DATA SHOWN:
↓

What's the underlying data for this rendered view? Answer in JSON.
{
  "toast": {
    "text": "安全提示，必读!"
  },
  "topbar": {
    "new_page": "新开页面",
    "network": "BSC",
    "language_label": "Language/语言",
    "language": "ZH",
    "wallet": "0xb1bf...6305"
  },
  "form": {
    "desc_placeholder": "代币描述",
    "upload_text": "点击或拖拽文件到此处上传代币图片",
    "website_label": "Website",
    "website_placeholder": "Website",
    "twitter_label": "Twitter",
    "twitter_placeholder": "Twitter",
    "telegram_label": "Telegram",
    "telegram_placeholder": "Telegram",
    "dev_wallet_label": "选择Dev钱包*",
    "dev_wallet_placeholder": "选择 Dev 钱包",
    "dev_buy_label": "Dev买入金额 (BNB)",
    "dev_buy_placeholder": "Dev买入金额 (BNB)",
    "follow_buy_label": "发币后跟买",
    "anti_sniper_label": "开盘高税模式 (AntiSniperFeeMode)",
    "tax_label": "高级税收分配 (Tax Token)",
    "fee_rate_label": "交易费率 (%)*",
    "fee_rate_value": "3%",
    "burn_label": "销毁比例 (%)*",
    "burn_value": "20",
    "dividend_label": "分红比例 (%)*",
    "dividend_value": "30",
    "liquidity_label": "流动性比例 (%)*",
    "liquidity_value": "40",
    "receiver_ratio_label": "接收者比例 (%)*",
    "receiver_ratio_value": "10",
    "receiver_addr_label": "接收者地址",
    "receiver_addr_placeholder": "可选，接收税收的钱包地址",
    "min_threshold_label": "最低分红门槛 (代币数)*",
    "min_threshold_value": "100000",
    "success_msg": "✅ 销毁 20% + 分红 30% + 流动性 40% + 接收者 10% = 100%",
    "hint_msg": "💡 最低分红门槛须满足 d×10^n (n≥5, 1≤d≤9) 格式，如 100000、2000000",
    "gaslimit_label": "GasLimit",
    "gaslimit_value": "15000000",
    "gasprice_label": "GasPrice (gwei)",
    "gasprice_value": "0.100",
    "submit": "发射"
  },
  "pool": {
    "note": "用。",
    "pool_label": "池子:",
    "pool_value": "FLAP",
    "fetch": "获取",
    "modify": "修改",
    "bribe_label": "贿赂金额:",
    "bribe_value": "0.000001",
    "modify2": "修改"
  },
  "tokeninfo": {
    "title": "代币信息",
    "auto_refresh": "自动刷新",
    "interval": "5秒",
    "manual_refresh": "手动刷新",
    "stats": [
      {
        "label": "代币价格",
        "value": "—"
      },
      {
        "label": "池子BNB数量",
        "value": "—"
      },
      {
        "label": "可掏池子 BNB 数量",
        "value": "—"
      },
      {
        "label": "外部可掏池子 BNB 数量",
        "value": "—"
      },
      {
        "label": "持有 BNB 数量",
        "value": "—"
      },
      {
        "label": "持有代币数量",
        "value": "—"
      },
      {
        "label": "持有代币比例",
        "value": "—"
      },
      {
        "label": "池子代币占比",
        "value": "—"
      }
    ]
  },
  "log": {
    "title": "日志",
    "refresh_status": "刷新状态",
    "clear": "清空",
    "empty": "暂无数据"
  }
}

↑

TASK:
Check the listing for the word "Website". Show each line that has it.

EXERCISE ANSWER:
    "website_label": "Website",
    "website_placeholder": "Website",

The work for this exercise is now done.